AT&T is considering acquiring full ownership of the digital media subsidiary Otter Media, which it launched with The Chernin Group back in 2014 – an investment made during a peak in the hysteria about MCN (multi-channel network) that swept the telecom and media sector amid the rise of YouTube’s original programming paradigm shift.
At the time, AT&T pledged $500m to the joint venture for developing over-the-top content and services that would appeal to younger viewers. AT&T head Randall Stephenson said the telco planned to leverage the subsequent content and streaming services for delivery across its wireless network to smartphones.

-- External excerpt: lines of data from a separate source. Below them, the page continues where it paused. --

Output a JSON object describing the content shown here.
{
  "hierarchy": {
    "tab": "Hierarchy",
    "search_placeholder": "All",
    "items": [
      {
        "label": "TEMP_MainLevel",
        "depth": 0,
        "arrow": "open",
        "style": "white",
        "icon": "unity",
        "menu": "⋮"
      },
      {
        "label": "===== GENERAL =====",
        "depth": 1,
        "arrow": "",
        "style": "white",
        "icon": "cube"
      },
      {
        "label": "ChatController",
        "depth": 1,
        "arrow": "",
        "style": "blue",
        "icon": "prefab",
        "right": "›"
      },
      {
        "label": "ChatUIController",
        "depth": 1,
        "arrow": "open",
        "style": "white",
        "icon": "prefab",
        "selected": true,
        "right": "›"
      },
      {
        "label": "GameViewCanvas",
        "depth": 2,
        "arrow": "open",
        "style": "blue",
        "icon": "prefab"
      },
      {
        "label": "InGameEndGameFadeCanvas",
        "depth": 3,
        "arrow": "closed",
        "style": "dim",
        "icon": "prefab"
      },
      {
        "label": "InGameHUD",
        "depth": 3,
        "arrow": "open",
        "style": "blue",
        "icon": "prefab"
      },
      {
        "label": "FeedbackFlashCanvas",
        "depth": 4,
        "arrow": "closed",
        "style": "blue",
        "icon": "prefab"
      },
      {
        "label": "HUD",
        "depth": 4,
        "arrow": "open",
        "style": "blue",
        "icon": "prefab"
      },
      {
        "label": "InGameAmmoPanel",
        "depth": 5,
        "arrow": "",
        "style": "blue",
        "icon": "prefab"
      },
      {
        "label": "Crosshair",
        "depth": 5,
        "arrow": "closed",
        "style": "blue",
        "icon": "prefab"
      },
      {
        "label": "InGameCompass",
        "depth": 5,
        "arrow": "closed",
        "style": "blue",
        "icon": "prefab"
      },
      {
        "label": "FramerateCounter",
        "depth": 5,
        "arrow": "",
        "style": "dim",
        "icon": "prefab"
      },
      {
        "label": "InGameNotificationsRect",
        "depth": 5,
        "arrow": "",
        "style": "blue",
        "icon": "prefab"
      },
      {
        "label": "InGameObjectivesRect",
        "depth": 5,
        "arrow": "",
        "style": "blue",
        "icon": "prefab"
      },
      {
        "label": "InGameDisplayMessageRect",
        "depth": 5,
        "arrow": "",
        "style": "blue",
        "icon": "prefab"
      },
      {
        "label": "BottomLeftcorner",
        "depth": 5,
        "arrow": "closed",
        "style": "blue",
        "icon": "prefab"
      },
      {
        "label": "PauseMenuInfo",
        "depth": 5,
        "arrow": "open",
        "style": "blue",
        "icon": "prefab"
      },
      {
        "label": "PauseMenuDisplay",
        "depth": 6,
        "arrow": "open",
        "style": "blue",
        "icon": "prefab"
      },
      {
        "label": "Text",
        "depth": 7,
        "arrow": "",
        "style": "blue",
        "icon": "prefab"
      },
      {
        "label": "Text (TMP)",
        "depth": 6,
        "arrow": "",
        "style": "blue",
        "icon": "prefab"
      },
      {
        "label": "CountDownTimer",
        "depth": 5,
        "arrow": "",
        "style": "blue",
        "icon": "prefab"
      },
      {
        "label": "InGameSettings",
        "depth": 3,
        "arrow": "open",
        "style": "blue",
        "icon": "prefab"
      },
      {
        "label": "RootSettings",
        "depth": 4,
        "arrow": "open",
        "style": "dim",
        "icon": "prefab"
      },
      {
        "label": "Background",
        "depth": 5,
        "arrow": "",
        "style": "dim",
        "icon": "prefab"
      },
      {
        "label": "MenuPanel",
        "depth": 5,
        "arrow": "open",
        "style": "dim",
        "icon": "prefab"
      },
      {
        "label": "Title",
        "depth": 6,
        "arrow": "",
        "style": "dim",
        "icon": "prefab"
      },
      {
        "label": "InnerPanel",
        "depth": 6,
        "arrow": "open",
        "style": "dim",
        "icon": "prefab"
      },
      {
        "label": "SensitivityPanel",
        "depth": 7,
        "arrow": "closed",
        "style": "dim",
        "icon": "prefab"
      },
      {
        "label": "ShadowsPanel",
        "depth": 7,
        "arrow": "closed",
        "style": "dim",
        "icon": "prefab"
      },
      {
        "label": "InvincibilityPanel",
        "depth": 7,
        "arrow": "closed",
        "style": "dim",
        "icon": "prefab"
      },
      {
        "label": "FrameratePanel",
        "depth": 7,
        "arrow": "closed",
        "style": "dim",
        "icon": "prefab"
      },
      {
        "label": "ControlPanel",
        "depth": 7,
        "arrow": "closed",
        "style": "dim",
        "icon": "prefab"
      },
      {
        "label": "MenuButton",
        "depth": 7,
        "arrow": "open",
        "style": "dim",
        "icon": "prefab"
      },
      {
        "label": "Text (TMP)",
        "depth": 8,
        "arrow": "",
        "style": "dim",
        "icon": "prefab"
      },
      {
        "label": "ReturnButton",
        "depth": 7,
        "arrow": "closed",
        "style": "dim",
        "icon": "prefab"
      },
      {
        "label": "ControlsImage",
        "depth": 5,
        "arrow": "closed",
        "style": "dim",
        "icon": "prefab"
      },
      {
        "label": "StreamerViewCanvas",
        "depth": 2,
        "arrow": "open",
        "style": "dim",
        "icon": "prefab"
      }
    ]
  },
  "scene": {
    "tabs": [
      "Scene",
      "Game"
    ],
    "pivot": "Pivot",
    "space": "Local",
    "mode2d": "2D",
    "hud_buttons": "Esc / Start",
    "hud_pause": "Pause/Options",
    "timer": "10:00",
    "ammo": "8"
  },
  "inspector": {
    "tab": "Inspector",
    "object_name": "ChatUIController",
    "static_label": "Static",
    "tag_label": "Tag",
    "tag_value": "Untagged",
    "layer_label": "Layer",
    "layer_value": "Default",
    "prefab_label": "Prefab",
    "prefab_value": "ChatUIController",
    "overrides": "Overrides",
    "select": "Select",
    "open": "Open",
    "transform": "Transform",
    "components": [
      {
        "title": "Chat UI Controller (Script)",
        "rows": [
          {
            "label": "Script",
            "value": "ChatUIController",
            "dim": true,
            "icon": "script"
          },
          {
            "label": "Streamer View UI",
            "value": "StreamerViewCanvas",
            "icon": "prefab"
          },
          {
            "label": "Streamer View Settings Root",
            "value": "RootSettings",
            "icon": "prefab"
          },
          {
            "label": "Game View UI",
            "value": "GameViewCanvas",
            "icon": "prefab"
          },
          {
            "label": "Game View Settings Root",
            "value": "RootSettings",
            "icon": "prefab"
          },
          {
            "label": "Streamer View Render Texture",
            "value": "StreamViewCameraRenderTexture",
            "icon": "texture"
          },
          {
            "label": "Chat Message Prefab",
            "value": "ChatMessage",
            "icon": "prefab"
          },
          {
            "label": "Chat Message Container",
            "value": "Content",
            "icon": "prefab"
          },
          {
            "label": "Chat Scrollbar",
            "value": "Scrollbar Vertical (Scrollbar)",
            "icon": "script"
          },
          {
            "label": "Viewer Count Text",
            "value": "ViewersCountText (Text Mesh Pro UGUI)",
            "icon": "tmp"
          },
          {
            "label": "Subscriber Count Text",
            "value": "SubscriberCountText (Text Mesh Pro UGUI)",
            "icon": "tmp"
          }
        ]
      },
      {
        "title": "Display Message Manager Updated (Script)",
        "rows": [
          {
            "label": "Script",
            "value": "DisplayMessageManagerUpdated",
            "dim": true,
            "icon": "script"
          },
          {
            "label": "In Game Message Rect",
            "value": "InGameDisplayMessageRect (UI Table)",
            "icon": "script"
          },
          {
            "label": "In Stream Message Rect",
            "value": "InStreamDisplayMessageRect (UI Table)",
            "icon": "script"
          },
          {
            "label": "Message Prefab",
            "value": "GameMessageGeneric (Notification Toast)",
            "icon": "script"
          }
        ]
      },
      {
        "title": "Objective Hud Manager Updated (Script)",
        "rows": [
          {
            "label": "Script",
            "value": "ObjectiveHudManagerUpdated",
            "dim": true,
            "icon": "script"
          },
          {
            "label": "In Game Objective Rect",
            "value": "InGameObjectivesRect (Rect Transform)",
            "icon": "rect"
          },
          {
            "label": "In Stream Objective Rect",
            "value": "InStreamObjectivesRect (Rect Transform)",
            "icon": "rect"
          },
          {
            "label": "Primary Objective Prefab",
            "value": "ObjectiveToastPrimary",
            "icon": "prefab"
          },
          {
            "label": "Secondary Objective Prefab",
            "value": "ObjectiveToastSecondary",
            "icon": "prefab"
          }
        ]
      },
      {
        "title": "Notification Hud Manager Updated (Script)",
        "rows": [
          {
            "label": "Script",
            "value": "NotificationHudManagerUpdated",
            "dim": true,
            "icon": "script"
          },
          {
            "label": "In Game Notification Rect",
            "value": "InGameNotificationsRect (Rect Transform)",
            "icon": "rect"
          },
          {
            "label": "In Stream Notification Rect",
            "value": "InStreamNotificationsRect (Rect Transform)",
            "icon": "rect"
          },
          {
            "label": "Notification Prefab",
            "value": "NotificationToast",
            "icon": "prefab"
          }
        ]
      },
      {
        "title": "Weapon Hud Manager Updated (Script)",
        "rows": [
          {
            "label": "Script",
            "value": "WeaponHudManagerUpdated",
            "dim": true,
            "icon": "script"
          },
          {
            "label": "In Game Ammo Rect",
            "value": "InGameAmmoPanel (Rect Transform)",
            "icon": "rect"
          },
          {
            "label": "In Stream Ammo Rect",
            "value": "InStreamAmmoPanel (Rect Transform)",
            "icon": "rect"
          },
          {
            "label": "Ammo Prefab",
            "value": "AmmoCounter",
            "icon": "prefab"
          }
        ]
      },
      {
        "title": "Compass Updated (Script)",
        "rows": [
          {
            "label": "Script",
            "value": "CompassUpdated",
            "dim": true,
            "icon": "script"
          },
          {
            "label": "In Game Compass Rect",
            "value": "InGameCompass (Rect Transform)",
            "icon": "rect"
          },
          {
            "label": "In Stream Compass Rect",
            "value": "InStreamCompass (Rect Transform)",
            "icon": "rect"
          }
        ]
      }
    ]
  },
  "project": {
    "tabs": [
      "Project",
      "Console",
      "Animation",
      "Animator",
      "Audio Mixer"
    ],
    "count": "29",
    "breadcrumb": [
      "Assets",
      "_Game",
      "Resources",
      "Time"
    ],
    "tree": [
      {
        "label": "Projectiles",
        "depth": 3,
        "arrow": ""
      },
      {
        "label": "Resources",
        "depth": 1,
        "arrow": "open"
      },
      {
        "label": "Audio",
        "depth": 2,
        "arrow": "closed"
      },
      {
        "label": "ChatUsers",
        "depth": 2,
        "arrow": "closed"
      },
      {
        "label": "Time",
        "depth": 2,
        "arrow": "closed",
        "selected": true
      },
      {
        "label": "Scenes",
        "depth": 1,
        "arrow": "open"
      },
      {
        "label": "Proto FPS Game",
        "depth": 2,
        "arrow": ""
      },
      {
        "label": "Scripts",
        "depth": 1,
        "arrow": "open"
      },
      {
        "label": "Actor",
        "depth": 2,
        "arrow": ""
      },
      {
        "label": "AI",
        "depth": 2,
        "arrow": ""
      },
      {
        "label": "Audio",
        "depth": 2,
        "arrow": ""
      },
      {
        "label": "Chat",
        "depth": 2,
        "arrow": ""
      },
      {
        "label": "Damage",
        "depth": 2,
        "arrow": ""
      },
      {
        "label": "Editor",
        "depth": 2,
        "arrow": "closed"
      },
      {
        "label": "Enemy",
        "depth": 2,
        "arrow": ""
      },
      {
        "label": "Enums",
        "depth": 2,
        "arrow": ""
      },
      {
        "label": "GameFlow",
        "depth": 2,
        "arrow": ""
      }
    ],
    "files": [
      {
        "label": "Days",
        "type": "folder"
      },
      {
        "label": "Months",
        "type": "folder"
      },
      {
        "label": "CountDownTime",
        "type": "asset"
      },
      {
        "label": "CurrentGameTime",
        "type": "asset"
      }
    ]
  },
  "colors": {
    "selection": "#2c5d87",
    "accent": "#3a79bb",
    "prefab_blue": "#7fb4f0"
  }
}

That was one of the earliest articulations of Stephenson’s grand vision of pairing content assets with its wireless networks and customers. That vision was further refined with the launch of AT&T’s mobile-first streaming pay TV service, DirecTV Now; and the vision can be further tracked to AT&T’s proposed acquisition of Time Warner.
Stephenson has argued that the acquisition of content producer Time Warner will help position the company to take advantage of the advances of 5G networks in content delivery over mobile networks.
“The world of distribution and content is converging, and we need to move fast and if we want to do something truly unique, we need to begin to curate content differently, begin to format content differently for these mobile environments,” Stephenson told CNBC last year about the Time Warner merger. “This is all about mobility.”
In the intervening years, Otter Media – along with its little sister company Ellation – has become a behind-the-scenes digital media holding company. Its assets include the popular anime OTT service Crunchyroll, the virtually unheard of CreativeBug, YouTube MCNs Rooster Teeth and Fullscreen, digital studio Gunpowder & Sky, and Reese Witherspoon’s digital media company Hello Sunshine, among others. Otter Media also owns a digital bundled subscription service, VRV, that packages a slate of digital programming channels that appeal to different demographic niches.
The acquisition news comes at a time when most other big media firms are downshifting on their digital media strategies. Verizon has revamped the user experience of its mobile-first Go90 in a desperate attempt to save the service, while NBC recently closed down its comedy-focused subscription OTT service, SeeSo, earlier this year. Otter Media’s own Fullscreen, which launched as a premium subscription service in 2016, announced it was closing its doors in January 2018.
VRV, however, seems to be going strong. The service bundles niche streaming channels together for a monthly price of $10. Those channels include Crunchyroll, Funimation, Rooster Teeth, Nerdist, Geek and Sundry, AMC’s Shudder, and others. VRV announced earlier this month that it had reached 1m active users during the last year, and it has announced a slew of new programming deals, including the science and documentary service Curiosity Stream and indie movie streaming service Mubi.
The success of VRV is an interesting outlier in the world of ever-increasing content choices, and especially in light of the recent waning of MCNs we’ve witnessed over the past year. By all measures, Fullscreen should have been the successful service: the subscription service offered digital-native content alongside millennial favorites like Dawson’s Creek and The Breakfast Club; AT&T bundled subscriptions to Fullscreen up with its mobile network and pay TV services, and it was even airing some Fullscreen-developed content on AT&T’s Audience Network pay TV channel. Despite those efforts, Fullscreen did not muster enough subscribers to pay $4 per month to keep the service afloat.
Perhaps the key to VRV’s success, then, is in part due to AT&T’s having left it alone. It’s unlikely that AT&T will officially complete its acquisition of the remaining shares of Otter Media until after its Time Warner merger is done, so there’s still time for VRV to thrive before AT&T smothers it in its legacy video provider wisdom.